Tell how many lines in the data below hold the string "完成批复"; give nothing but the number.
((
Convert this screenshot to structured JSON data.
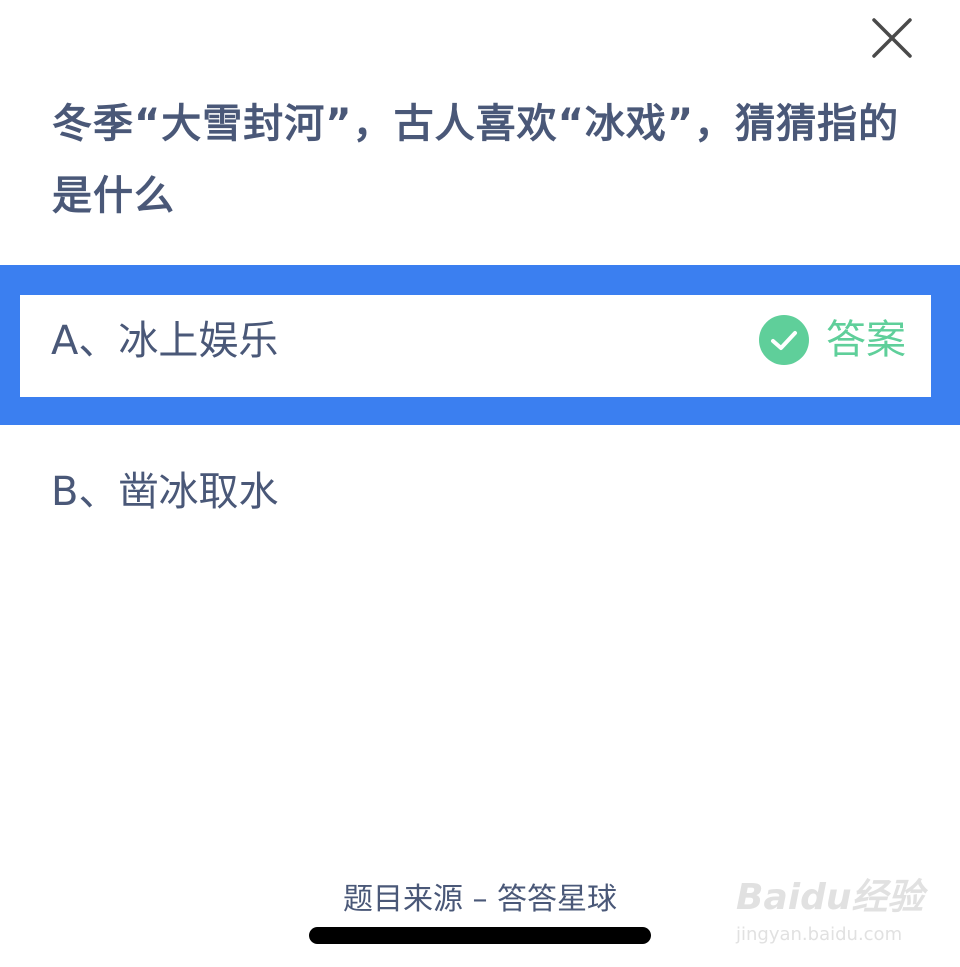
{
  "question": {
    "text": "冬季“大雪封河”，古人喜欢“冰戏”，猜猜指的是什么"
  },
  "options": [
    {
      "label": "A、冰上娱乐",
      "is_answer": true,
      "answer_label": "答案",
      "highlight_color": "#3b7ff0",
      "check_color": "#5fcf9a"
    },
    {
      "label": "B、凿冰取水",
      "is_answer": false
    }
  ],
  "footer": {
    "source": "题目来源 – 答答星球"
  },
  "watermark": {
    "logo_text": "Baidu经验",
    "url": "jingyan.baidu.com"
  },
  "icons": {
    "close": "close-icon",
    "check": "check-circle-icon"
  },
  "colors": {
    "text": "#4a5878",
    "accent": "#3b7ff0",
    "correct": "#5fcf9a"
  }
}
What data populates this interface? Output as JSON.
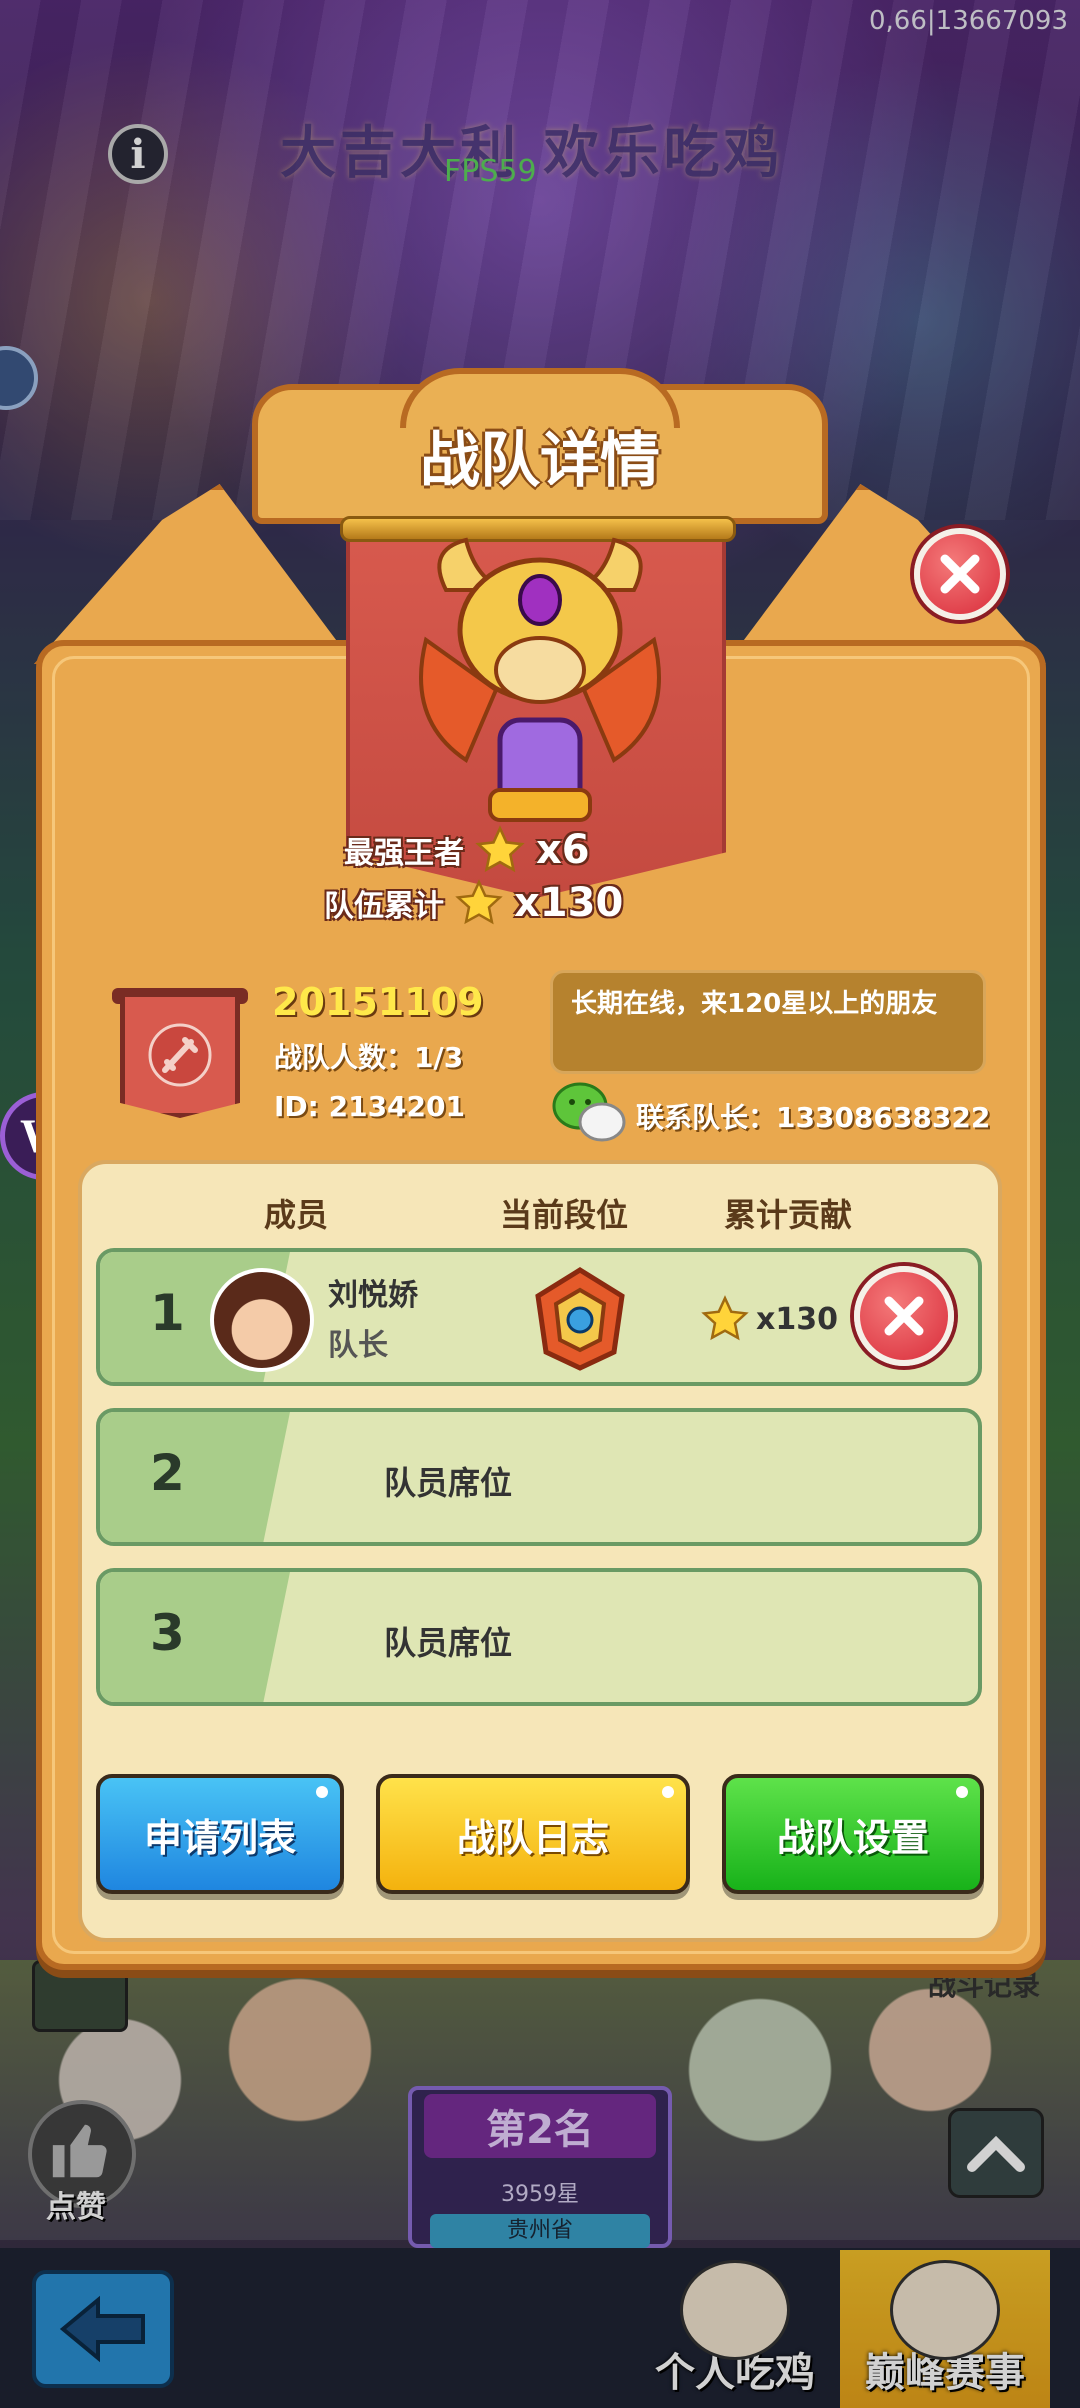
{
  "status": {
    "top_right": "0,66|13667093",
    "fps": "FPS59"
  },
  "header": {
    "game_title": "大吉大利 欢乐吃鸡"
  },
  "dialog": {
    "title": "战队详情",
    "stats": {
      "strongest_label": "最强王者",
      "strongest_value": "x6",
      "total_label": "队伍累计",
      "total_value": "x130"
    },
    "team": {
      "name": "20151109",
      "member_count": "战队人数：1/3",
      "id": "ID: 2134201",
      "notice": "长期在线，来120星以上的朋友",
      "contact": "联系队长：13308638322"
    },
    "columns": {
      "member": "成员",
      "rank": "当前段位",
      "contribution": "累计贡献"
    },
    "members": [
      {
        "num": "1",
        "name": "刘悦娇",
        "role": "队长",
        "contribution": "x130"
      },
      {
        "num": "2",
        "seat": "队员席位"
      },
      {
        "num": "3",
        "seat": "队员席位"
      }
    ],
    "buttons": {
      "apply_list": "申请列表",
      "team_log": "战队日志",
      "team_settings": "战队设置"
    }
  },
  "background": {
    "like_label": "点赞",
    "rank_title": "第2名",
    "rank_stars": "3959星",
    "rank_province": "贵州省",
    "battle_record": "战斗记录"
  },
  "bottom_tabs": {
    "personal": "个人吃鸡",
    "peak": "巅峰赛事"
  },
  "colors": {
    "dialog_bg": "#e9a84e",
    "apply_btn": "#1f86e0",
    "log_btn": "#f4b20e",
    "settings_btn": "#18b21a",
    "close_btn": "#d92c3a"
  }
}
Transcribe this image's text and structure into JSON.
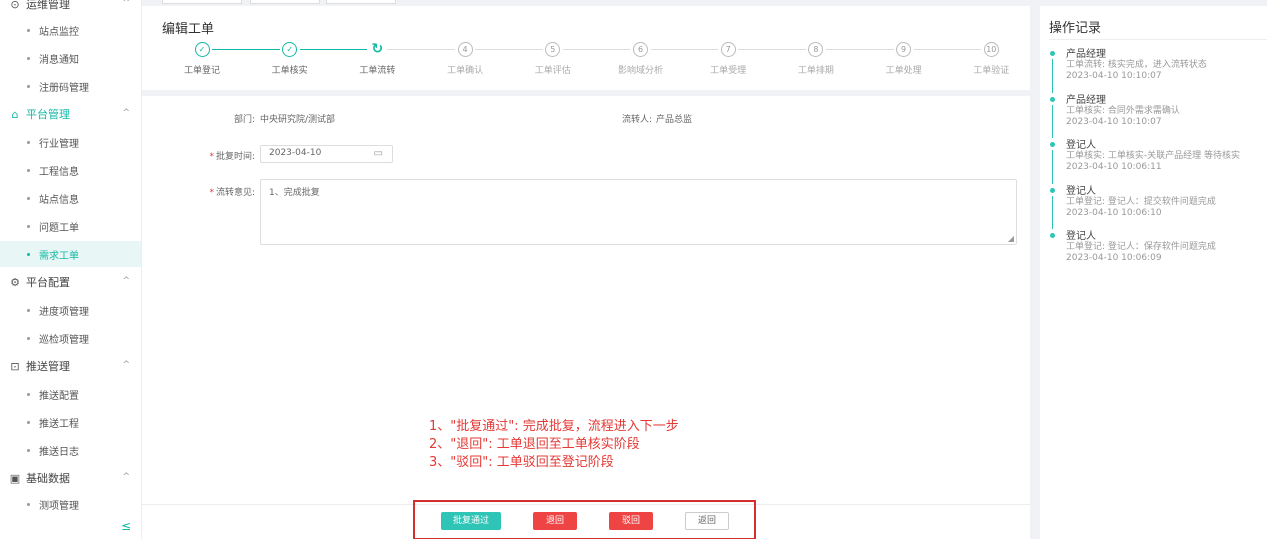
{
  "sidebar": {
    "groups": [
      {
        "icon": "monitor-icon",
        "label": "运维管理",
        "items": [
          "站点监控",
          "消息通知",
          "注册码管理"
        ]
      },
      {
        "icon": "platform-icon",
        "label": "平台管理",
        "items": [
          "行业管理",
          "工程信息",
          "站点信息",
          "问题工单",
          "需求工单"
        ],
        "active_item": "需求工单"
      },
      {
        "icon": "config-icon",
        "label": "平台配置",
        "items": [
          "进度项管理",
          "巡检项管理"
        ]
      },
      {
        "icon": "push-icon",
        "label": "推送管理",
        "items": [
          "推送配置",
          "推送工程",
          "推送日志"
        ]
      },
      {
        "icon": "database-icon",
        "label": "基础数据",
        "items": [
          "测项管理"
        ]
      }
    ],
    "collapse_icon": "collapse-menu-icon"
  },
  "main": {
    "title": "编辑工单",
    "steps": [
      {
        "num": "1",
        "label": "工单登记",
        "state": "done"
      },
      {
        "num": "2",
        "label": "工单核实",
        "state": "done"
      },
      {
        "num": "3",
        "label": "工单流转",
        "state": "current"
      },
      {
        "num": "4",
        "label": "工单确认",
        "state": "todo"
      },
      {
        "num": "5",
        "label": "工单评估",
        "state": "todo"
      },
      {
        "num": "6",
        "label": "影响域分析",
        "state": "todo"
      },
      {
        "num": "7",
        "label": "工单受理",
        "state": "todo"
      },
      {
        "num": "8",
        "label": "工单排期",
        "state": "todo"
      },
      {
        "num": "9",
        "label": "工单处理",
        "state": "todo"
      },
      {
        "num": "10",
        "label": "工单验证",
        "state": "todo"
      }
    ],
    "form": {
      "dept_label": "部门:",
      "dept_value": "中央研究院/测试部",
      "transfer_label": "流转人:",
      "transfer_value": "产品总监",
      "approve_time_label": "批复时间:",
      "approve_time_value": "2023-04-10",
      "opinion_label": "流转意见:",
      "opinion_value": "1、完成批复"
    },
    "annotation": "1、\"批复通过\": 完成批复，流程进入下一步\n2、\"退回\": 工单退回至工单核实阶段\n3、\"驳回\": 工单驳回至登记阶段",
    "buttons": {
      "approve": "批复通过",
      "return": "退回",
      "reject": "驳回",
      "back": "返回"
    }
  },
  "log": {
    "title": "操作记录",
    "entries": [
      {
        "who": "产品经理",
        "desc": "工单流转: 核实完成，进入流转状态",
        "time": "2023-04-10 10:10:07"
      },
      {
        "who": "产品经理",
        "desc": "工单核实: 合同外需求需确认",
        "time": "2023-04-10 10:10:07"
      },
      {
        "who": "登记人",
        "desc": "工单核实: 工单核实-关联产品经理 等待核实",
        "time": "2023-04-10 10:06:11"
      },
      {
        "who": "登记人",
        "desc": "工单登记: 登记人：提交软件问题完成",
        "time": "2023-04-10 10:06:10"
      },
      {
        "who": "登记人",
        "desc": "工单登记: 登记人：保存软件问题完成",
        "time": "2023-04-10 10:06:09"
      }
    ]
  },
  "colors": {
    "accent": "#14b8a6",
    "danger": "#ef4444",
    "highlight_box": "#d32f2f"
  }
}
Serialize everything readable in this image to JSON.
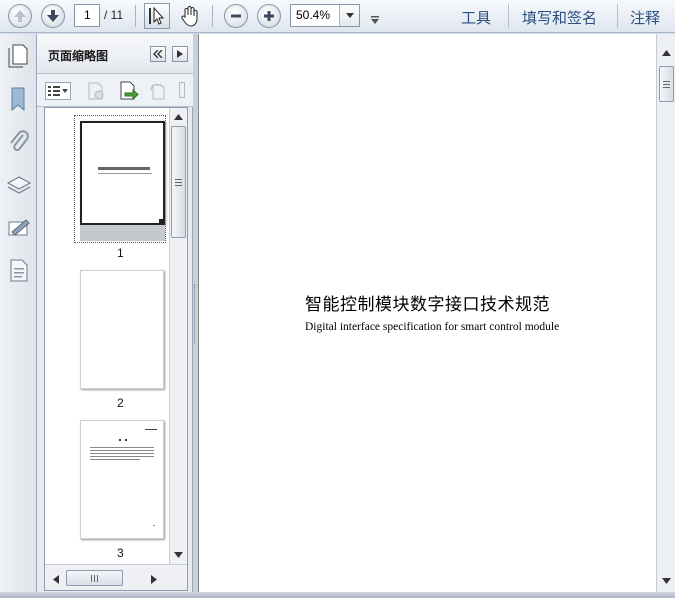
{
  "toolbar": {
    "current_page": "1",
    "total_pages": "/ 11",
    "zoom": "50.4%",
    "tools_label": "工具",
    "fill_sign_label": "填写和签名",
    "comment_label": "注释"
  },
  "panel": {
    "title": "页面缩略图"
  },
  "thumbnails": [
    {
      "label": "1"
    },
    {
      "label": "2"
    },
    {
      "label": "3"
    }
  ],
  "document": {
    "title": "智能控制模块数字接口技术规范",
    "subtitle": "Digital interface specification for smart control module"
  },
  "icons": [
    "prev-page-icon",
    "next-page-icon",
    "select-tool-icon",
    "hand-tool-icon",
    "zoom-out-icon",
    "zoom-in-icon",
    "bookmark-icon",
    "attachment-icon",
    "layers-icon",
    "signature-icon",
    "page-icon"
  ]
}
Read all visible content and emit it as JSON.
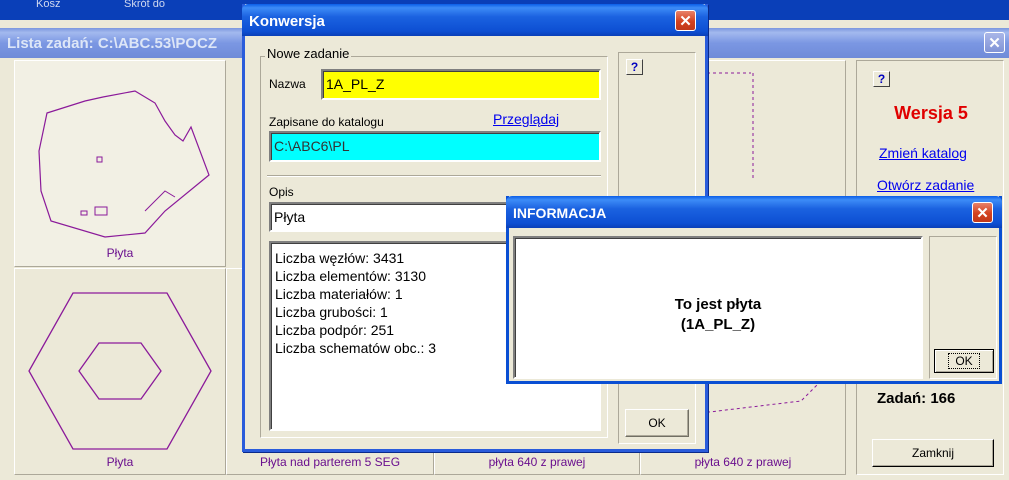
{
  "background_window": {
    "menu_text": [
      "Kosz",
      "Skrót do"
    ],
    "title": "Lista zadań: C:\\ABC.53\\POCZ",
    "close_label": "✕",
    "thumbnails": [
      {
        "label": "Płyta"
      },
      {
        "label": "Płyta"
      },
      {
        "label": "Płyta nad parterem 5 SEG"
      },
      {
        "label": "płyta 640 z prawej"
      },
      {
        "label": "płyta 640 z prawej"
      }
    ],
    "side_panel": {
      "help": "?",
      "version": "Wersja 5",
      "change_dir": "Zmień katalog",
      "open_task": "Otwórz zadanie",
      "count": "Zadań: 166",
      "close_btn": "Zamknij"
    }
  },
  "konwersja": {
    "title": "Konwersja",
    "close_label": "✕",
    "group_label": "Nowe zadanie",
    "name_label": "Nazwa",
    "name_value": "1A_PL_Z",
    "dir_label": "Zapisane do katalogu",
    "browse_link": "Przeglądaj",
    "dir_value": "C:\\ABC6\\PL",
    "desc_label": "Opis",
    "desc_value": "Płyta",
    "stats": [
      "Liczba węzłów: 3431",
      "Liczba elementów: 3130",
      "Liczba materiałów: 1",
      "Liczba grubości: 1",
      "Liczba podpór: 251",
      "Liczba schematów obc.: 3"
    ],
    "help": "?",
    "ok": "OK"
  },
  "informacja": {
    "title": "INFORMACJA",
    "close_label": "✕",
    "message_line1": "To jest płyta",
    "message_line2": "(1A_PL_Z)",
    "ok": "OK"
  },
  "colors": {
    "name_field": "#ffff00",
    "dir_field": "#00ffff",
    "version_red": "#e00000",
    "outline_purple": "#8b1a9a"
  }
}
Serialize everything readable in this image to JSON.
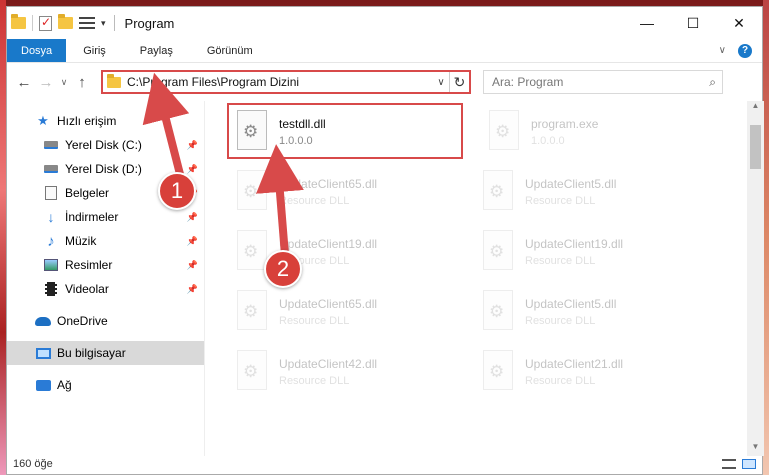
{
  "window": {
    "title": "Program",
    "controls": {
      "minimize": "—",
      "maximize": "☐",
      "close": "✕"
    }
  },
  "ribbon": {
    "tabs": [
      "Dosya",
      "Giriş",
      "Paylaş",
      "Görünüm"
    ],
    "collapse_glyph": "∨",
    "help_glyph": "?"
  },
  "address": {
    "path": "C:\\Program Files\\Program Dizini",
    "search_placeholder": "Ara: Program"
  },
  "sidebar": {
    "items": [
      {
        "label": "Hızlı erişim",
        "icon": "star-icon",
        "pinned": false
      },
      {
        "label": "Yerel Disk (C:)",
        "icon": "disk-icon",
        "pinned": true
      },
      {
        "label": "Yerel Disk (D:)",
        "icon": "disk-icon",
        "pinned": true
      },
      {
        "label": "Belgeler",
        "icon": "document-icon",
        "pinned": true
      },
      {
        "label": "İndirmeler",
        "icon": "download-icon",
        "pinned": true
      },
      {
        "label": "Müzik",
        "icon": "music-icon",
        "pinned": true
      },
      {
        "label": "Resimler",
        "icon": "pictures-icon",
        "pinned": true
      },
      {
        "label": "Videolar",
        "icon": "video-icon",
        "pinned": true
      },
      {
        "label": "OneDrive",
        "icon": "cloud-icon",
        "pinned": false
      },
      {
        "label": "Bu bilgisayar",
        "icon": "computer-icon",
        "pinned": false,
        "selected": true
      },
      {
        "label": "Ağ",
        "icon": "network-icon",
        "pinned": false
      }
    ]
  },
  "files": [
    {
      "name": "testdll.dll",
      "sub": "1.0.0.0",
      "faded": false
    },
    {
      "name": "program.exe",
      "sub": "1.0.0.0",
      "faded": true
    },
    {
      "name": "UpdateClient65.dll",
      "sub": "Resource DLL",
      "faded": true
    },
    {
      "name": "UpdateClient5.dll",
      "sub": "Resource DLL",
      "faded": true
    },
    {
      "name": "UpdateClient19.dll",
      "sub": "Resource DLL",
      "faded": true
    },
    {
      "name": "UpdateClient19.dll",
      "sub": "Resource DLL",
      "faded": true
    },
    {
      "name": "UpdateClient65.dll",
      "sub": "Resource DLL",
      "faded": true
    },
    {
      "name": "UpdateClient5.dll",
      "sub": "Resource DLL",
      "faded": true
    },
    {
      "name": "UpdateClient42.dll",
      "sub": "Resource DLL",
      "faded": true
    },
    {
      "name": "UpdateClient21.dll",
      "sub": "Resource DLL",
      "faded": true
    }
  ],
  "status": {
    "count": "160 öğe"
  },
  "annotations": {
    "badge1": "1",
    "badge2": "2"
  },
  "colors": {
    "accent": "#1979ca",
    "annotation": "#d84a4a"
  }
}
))
Exercise answer:
2